As the regular reader will know we are overweight European equities with a more neutral position on US equities as the 6% equity risk premium on European stocks relative to 5.1% US equity risk premium is attractive and especially if the EU increases the fiscal deficits over the years to fund the green transformation.
Among the most interesting earnings releases we had a quarter from Tesla ending the fiscal year generating $1.1bn in free cash flow. Tesla shares closed at $648 in extended trading last night which undoubtedly will drive more short covering in Tesla with still 17.6% of float being shorted. While overall the Q4 result was strong the revenue numbers were disappointing for the second straight quarter so unless revenue growth kicks in again in 2020 then the growth story will be challenged by the market. The coronavirus also comes at a bad time for Tesla efforts to ramp up sales in China which is not being discounted at all in the stock price.
Boeing delivered another bad quarter as the company is handling the fallout from the 737 Max crisis. The company delivered negative $2.7bn in free cash flow on top of the almost negative $4bn free cash flow in the two previous quarters. Given the uncertain situation around Boeing estimates for 2020 almost seem too positive and we wonder whether the market is reflecting the downside risks still present.
Facebook delivered in Q4 against expectations but investors were still disappointed and the media was immediately ready with headlines such as “growth concerns” which we have seen before. Facebook still has the leading position in online advertising and still years ahead with high growth and monetization of other key assets such as Instagram.
Microsoft delivered 14% revenue growth in Q4 and net income rose a new record at $11.5bn with the cloud business driving the results.
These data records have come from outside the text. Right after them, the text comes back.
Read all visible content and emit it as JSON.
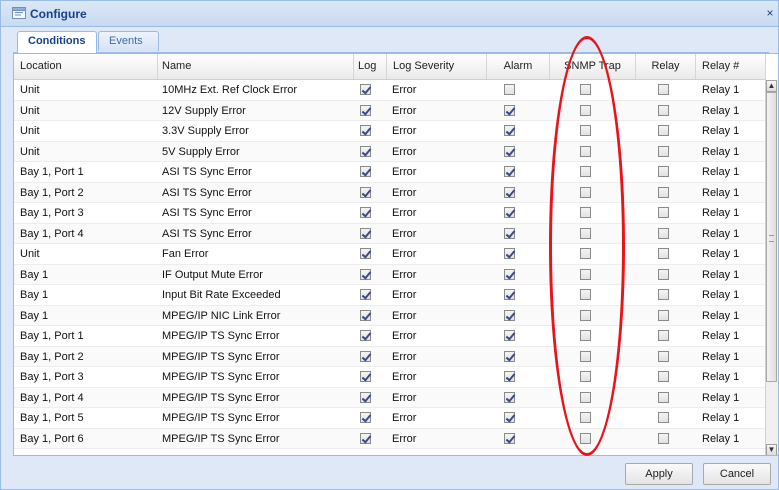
{
  "window": {
    "title": "Configure",
    "close_glyph": "×",
    "title_icon": "configure-window-icon"
  },
  "tabs": [
    {
      "label": "Conditions",
      "active": true
    },
    {
      "label": "Events",
      "active": false
    }
  ],
  "columns": {
    "location": "Location",
    "name": "Name",
    "log": "Log",
    "log_severity": "Log Severity",
    "alarm": "Alarm",
    "snmp_trap": "SNMP Trap",
    "relay": "Relay",
    "relay_num": "Relay #"
  },
  "rows": [
    {
      "location": "Unit",
      "name": "10MHz Ext. Ref Clock Error",
      "log": true,
      "severity": "Error",
      "alarm": false,
      "snmp": false,
      "relay": false,
      "relay_num": "Relay 1"
    },
    {
      "location": "Unit",
      "name": "12V Supply Error",
      "log": true,
      "severity": "Error",
      "alarm": true,
      "snmp": false,
      "relay": false,
      "relay_num": "Relay 1"
    },
    {
      "location": "Unit",
      "name": "3.3V Supply Error",
      "log": true,
      "severity": "Error",
      "alarm": true,
      "snmp": false,
      "relay": false,
      "relay_num": "Relay 1"
    },
    {
      "location": "Unit",
      "name": "5V Supply Error",
      "log": true,
      "severity": "Error",
      "alarm": true,
      "snmp": false,
      "relay": false,
      "relay_num": "Relay 1"
    },
    {
      "location": "Bay 1, Port 1",
      "name": "ASI TS Sync Error",
      "log": true,
      "severity": "Error",
      "alarm": true,
      "snmp": false,
      "relay": false,
      "relay_num": "Relay 1"
    },
    {
      "location": "Bay 1, Port 2",
      "name": "ASI TS Sync Error",
      "log": true,
      "severity": "Error",
      "alarm": true,
      "snmp": false,
      "relay": false,
      "relay_num": "Relay 1"
    },
    {
      "location": "Bay 1, Port 3",
      "name": "ASI TS Sync Error",
      "log": true,
      "severity": "Error",
      "alarm": true,
      "snmp": false,
      "relay": false,
      "relay_num": "Relay 1"
    },
    {
      "location": "Bay 1, Port 4",
      "name": "ASI TS Sync Error",
      "log": true,
      "severity": "Error",
      "alarm": true,
      "snmp": false,
      "relay": false,
      "relay_num": "Relay 1"
    },
    {
      "location": "Unit",
      "name": "Fan Error",
      "log": true,
      "severity": "Error",
      "alarm": true,
      "snmp": false,
      "relay": false,
      "relay_num": "Relay 1"
    },
    {
      "location": "Bay 1",
      "name": "IF Output Mute Error",
      "log": true,
      "severity": "Error",
      "alarm": true,
      "snmp": false,
      "relay": false,
      "relay_num": "Relay 1"
    },
    {
      "location": "Bay 1",
      "name": "Input Bit Rate Exceeded",
      "log": true,
      "severity": "Error",
      "alarm": true,
      "snmp": false,
      "relay": false,
      "relay_num": "Relay 1"
    },
    {
      "location": "Bay 1",
      "name": "MPEG/IP NIC Link Error",
      "log": true,
      "severity": "Error",
      "alarm": true,
      "snmp": false,
      "relay": false,
      "relay_num": "Relay 1"
    },
    {
      "location": "Bay 1, Port 1",
      "name": "MPEG/IP TS Sync Error",
      "log": true,
      "severity": "Error",
      "alarm": true,
      "snmp": false,
      "relay": false,
      "relay_num": "Relay 1"
    },
    {
      "location": "Bay 1, Port 2",
      "name": "MPEG/IP TS Sync Error",
      "log": true,
      "severity": "Error",
      "alarm": true,
      "snmp": false,
      "relay": false,
      "relay_num": "Relay 1"
    },
    {
      "location": "Bay 1, Port 3",
      "name": "MPEG/IP TS Sync Error",
      "log": true,
      "severity": "Error",
      "alarm": true,
      "snmp": false,
      "relay": false,
      "relay_num": "Relay 1"
    },
    {
      "location": "Bay 1, Port 4",
      "name": "MPEG/IP TS Sync Error",
      "log": true,
      "severity": "Error",
      "alarm": true,
      "snmp": false,
      "relay": false,
      "relay_num": "Relay 1"
    },
    {
      "location": "Bay 1, Port 5",
      "name": "MPEG/IP TS Sync Error",
      "log": true,
      "severity": "Error",
      "alarm": true,
      "snmp": false,
      "relay": false,
      "relay_num": "Relay 1"
    },
    {
      "location": "Bay 1, Port 6",
      "name": "MPEG/IP TS Sync Error",
      "log": true,
      "severity": "Error",
      "alarm": true,
      "snmp": false,
      "relay": false,
      "relay_num": "Relay 1"
    }
  ],
  "buttons": {
    "apply": "Apply",
    "cancel": "Cancel"
  },
  "colors": {
    "title_text": "#15428b",
    "panel_background": "#dfe8f6",
    "highlight": "#e8141c"
  }
}
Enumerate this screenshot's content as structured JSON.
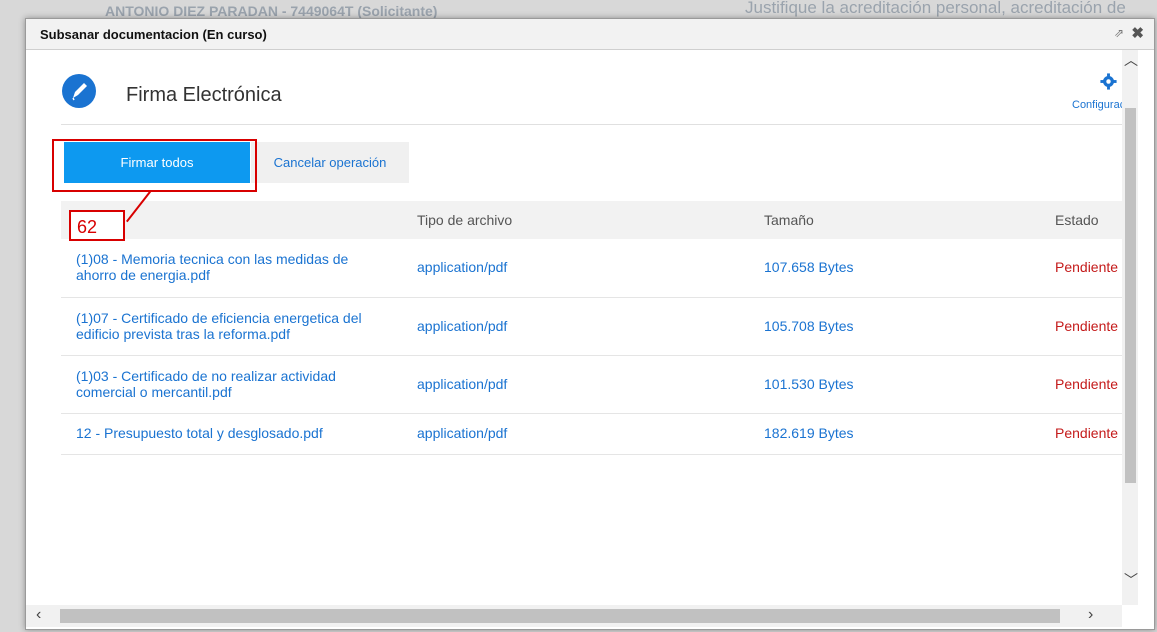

Microsoft has a 3.5% free cash flow yield and is expected to grow revenue at +10% annualized rate for the next couple of years as more corporate customers are shifting to the cloud business.
Overall the Q4 earnings from the US is a tale of technology companies delivering driving overall profit growth in the S&P 500.
Quarterly Outlook Q2 2022
Quarterly Outlook Q2 2022: The End Game has arrived
- Shocks from covid and the war in Ukraine have forced the global financial and political world to change, but what will the end game be?
Productivity and innovation have never been more importantAs the world economy hits physical limits and central banks tighten their belts, could equities be facing a 10-15% downside?
The great EUR recovery and the difficulty of trading itIf the terrible fog of war hopefully lifts soon, the conditions are promising for the euro to reprice significantly higher.
Tight commodity markets – turbocharged by war and sanctionsWith supply already tight, commodities keep powering on. But will it last for yet another quarter?
Between a rock and a hard placeGeopolitical concerns will add upward price pressures and fears of slower growth, while volatility will remain elevated.
The Great ErosionInflation is everywhere and central banks try to combat it. But will they get it under control in time?
Australian investing: Six considerations amid triple Rs: rising rates, record inflation and likely recessionWhile global financial markets are struggling in an uncertain world, the commodity-heavy Australian ASX index is poised to keep a positive momentum.
Cybersecurity – the rush to catch up with realityWith the invasion of Ukraine, governments and private companies are rushing to reinforce their cyber defenses.